Excerpts from a dataset

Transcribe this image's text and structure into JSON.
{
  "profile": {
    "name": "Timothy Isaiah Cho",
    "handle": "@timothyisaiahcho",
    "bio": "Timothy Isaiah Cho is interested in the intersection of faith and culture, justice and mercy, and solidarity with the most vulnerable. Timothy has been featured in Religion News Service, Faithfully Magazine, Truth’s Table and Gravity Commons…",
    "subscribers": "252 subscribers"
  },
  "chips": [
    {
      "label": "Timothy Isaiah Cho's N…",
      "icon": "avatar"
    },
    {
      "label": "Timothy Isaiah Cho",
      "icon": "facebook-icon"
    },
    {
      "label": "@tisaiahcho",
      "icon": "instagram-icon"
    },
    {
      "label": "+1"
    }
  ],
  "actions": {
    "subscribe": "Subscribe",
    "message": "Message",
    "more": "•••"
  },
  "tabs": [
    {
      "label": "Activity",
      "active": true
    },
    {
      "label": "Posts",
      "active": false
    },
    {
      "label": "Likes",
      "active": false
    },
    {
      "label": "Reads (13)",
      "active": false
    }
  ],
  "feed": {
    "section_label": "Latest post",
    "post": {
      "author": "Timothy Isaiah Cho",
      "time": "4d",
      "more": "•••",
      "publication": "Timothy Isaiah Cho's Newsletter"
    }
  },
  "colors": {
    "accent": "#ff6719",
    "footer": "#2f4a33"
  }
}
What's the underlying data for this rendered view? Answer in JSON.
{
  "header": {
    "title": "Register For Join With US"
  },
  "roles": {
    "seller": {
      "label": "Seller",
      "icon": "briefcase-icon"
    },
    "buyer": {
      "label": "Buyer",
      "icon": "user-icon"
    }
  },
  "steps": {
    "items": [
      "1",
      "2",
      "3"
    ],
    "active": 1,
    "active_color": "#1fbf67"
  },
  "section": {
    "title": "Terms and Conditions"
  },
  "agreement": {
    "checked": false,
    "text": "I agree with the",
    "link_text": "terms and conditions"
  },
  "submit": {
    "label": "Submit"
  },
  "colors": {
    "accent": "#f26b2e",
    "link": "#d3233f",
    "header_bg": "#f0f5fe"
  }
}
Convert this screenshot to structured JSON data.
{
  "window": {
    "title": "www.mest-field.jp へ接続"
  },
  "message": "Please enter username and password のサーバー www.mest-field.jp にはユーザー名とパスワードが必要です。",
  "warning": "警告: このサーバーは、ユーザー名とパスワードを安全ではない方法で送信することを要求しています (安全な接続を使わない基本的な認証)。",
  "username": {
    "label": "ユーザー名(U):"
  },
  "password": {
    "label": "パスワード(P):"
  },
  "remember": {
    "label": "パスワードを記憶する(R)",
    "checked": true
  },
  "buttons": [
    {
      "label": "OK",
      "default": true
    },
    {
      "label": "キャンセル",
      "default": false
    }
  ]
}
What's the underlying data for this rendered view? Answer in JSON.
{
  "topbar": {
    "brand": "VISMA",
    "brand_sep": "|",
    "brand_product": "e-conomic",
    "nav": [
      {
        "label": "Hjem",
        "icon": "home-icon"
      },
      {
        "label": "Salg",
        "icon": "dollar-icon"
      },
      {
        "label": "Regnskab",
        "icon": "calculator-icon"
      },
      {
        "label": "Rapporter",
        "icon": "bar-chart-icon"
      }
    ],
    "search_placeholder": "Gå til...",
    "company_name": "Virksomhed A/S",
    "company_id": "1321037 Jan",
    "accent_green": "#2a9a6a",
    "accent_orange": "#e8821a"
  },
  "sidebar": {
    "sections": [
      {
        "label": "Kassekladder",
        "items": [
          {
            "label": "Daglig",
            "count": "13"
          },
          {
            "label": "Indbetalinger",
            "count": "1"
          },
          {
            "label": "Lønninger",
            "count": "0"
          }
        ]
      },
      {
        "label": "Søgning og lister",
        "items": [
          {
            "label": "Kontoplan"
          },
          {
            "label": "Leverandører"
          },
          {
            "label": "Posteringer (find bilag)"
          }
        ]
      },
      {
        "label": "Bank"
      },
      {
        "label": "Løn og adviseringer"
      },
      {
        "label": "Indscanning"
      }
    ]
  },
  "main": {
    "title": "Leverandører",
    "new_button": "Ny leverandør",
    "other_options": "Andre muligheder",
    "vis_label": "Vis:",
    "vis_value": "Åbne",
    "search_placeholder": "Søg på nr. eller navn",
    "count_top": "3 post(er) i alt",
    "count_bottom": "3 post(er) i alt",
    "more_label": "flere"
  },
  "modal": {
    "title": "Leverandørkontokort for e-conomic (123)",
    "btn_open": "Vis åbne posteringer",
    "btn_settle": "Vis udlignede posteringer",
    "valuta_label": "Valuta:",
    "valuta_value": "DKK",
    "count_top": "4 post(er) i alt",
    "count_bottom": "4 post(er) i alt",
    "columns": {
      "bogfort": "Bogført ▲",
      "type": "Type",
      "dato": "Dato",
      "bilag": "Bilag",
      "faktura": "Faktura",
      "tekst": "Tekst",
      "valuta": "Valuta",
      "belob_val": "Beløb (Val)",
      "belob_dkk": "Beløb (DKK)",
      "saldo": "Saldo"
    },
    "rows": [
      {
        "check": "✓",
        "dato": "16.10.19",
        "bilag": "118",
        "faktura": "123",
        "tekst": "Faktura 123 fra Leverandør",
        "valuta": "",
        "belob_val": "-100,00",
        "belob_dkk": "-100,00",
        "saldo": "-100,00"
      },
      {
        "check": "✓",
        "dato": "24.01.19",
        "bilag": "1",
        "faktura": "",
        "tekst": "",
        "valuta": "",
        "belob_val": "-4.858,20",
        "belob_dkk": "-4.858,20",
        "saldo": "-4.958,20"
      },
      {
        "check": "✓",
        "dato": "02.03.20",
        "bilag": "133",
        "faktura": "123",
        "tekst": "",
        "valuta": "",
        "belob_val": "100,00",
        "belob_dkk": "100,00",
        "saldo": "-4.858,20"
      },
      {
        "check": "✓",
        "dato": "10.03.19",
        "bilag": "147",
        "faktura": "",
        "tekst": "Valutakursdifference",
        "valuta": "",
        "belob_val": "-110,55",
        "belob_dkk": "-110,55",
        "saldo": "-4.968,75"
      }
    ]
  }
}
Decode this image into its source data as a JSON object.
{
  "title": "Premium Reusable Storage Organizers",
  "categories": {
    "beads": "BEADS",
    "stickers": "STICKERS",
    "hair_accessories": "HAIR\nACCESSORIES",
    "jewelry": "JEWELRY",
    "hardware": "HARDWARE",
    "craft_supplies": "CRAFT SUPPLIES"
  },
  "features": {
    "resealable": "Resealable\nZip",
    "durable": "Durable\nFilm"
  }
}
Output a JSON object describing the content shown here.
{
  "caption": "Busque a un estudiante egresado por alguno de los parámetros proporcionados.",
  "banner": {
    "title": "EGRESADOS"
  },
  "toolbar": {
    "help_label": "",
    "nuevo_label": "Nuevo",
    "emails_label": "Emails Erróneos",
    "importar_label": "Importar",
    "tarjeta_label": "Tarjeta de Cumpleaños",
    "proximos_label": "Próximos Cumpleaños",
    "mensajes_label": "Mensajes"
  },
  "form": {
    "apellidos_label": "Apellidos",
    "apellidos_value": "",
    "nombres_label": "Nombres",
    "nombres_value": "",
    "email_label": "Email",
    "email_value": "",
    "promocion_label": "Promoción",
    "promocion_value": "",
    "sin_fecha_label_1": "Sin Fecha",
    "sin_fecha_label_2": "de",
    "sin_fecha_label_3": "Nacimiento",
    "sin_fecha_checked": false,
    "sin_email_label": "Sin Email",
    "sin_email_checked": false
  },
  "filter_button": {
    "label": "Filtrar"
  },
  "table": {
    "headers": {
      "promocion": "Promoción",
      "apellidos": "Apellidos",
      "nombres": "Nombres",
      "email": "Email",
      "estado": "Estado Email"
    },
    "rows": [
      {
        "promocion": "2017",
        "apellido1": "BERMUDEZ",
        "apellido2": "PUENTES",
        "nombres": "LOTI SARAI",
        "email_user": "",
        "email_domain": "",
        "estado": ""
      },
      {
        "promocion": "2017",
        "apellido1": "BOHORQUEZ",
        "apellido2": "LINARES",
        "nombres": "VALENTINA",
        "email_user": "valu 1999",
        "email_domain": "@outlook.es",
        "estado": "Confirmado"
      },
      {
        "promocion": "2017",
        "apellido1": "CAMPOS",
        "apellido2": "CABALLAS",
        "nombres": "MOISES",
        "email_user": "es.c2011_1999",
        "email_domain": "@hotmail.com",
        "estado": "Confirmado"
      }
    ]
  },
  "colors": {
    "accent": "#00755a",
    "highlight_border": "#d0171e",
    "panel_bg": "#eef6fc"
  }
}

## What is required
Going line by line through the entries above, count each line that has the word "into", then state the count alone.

## Task solution
2